The short of it is that the "A" designation for a ground-attack aircraft has historically been a Navy distinction. The USAF/USAAF/USAAC has not traditionally differentiated between an aircraft designed for tactical ground strikes versus a dogfighter/interceptor. Most WWII-era Air Force planes were capable of both, and would be called "multirole fighters" in today's parlance (including the famous P-38, P-40, P-47 and P-51). Between WWII and the adoption of the 1962 Tri-Service Aircraft Designation System, the USAF used "F" almost exclusively for any one- or two-man aircraft performing either the air-to-air or tactical air-to-ground role (using "B" for aircraft intended for larger-scale strategic bombing). Thus, the "Century Series" aircraft, many of which were primary ground attack aircraft, all got the "Fighter" designation even when their mission profile was exclusively air-to-ground, such as the F-105 and F-111.
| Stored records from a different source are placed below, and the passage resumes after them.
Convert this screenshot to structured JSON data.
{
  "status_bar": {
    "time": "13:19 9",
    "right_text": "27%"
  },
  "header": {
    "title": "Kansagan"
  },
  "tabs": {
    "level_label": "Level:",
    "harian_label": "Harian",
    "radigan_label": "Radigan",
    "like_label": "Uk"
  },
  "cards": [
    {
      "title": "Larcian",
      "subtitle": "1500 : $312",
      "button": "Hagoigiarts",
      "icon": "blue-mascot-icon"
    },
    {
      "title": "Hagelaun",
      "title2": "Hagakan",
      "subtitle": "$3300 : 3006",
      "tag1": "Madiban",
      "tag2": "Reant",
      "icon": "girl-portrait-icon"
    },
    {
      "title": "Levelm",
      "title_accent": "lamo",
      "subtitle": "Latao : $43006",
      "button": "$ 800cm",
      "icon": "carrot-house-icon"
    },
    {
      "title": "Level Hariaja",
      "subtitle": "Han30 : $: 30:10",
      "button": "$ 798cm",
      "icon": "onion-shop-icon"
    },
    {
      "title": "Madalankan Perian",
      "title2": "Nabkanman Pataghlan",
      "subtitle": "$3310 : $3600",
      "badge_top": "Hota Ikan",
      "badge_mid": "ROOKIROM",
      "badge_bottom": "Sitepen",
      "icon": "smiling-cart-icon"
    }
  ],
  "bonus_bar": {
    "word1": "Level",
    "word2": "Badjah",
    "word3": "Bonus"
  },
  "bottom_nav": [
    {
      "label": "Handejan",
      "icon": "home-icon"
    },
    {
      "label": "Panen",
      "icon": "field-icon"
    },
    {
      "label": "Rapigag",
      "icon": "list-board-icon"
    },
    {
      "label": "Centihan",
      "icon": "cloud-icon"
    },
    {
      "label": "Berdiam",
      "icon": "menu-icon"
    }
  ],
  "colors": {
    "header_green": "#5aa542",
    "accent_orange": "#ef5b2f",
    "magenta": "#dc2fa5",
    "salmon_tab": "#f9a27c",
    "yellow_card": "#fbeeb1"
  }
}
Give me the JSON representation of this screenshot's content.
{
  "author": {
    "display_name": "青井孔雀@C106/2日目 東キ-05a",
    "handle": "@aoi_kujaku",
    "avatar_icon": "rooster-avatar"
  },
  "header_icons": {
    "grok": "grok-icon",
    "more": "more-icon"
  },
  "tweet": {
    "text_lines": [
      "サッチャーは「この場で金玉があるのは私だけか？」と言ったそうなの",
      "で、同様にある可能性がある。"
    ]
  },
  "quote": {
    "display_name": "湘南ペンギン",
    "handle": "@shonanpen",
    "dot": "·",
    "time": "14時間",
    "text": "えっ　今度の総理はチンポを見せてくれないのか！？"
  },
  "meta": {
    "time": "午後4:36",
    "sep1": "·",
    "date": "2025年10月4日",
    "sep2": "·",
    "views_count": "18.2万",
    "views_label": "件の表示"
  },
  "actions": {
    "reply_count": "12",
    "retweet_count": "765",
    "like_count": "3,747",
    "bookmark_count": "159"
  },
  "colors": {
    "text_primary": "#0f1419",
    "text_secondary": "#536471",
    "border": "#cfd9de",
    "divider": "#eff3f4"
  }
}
The Tri-Service Aircraft Designation System was patterned most closely to the Air Force's pre-existing system, but resetting all the counters (the Navy's system involved much lower numbers, many of which were grandfathered into the new system) and adding mission designations common in the other branches, including the Navy's Attack designation. The Air Force has more or less ignored many of the finer points of this system when designating its own aircraft; the A-10, and its A-X competitor the YA-9, are the sole airframes designed primarily for the USAF to carry the Attack designation (which is fitting as both planes were designed from the ground up to kill tanks and other armor). The other A-designated aircraft to enter service with the Air Force were Navy planes first (including the A-1 Skyraider and A-7 Corsair II).
The F-15E should, by tri-service rules, be designated AF-15E (emphasizing its modified mission of tactical strikes over its air-superiority pedigree). "F/A" as used for the Hornet is also non-compliant, and stems from an original desire to have separate fighter and attack variants of the Hornet which ended up being rolled into one plane. "FA" or "AF" would suffice not only for the Hornet, but also the F-16 Falcon and the F-35 Lightning II (yet another aberration, this time in the numbering, keeping the number from the X-35 tech demonstrator instead of being the F-24 as expected).
The F-117 is a very special case. The airframe received its designation after 1962 and so should have been designated either A-14 (as its mission has always been tactical ground strikes) or F-19 (keeping with the USAF's tendency to label any light offensive aircraft a "fighter"). Development of the F-117 from the Have Blue project was an open secret, and it is widely believed that the Nighthawk is the missing "F-19" in the U.S. numbering system (the F-20, a variant of the F-5 powered by a single larger turbofan, having been announced and demonstrated long before the F-117's existence was officially acknowledged), with the pre-1962 designation intended as misinformation.